Making classification would help attract investments

The capacity of the domestic airports has increased from 6 million passengers in 2000 to 52 million in 2012. In 2009, the Prime Minister approved the airport development program which foresaw the increasingly high demand for traveling.

According to the Civil Aviation Authorities of Vietnam (CAAV), the development program has been going on the right track with the targets in the air route network, fleet, airport network and flight activities having been following the programmed schedules.

Besides the state owned Vietnam Airlines, which now holds 40 percent of the passenger and 20.2 percent of the cargo market share, Vietnam also has private airlines, namely Vietjet Air, Air Mekong and foreign invested airline – Jetstar Pacific.

The Vietnamese fleet with high convenience and safety now comprises of 98 aircraft which are 6.9 years old on average. Of these, 46 aircrafts belong to Vietnam Airlines.

In terms of the infrastructure conditions, the development of 25 airports has been approved; of which 25 percent would be capable to receive big size airplanes like Boeing 777, 747, while 45 percent of airports can receive A320/321 aircrafts.

According to the Ministry of Transport, it has been very difficult to attract investments in the aviation sector, because the business field always requires huge investment capital, long time to take back the investment capital and high techniques. Especially, this is the sector that relates to the national defense which needs strict protection measures and require complicated procedures.

Therefore, the ministry believes that it’d better to classify the airports to make it easier to call for investment.

The first-class airports would comprise of the big airports which play an important role in the economic, political and national defense development.
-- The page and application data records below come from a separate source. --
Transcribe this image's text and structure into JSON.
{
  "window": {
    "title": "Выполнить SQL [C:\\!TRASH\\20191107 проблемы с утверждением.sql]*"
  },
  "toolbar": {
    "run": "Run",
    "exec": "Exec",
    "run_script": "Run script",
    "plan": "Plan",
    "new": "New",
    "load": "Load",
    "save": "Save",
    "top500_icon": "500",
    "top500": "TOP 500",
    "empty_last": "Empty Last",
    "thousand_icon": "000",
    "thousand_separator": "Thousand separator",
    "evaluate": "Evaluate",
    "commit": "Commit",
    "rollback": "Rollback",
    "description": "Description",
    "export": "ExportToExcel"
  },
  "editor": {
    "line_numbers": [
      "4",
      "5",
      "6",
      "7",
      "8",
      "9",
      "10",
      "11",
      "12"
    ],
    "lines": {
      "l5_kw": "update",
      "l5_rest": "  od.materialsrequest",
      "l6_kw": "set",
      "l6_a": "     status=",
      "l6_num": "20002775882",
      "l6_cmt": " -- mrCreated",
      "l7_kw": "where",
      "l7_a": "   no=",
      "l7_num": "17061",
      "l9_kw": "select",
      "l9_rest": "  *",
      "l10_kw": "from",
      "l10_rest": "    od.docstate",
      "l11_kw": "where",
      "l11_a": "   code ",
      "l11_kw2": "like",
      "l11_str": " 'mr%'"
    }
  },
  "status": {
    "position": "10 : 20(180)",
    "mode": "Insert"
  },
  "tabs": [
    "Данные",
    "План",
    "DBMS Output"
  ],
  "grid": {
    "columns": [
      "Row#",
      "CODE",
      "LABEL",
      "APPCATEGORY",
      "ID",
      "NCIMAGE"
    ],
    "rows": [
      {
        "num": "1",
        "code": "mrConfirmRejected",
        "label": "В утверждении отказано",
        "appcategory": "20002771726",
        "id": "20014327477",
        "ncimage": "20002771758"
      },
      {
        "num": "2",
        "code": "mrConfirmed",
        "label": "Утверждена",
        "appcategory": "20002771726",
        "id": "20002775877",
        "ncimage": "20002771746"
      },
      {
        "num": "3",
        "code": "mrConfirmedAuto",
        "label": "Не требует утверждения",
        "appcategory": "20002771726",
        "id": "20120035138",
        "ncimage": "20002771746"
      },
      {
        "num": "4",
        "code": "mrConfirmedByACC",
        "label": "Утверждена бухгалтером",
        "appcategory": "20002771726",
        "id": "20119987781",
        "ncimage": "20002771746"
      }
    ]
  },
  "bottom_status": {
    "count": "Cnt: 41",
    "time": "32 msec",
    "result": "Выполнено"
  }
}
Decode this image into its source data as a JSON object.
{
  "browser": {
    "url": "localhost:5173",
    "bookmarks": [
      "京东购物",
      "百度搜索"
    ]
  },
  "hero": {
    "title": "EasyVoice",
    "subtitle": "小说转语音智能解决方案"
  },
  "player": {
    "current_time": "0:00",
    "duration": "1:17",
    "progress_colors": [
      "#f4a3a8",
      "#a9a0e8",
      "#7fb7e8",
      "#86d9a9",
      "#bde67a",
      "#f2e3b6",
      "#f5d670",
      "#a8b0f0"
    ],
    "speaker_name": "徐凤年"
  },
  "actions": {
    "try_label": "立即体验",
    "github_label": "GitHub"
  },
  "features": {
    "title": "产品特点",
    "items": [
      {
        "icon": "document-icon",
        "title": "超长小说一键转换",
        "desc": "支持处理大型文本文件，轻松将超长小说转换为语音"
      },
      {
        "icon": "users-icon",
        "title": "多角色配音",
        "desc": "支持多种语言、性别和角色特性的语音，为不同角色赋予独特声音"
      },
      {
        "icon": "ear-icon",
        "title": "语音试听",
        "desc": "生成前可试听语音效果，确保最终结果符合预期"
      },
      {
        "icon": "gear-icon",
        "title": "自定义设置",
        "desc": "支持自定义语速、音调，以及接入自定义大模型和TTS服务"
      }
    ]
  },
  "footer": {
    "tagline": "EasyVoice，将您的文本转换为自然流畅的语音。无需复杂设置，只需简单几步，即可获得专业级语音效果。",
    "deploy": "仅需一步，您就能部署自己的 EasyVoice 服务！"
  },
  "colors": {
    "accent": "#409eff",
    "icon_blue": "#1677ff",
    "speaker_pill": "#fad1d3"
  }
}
These include the Noi Bai in Hanoi, Tan Son Nhat and Long Thanh in HCM City and Cam Ranh in Khanh Hoa province in the central region.

The second-class would comprise the remaining airports.

The airports with high business potentials, according to CAAV, would be assigned to investors to develop.

As such, the airport classification would point out which airports Vietnam should call for foreign or private investments, and which airports need the state’s investment and development.

In the latest news, the Ministry of Transport is considering delaying the investment projects in some small airports such as Lai Chau, Lao Cai, Quang Ninh until after 2020.

Diversifying investment sources would help ease burden on the state

Calling for different investment sources for the aviation infrastructure, according to CAAV, is the optimal solution.

A report showed that the capital allocated by the State budget to the aviation infrastructure just accounts for 1.8 percent of the total capital allocated to the transport development every year. The annual budget just can meet 60 percent of the real demand.

Once non-state investors join the program to develop the airport network, they would help ease the burden on the state budget, while ensuring the scheduled airport development program.

Experts also believe that the socialization should be pushed up not only in the aviation infrastructure sector, but also in other sectors which can be the subjects to the equitization.

Vietnam has geared up with its plan to upgrade and expand a series of airports, including Noi Bai, Tan Son Nhat and Phu Bai, in an effort to obtain the annual 20 percent growth rate in many consecutive years.

VietNamNet Bridge - April 21, 2013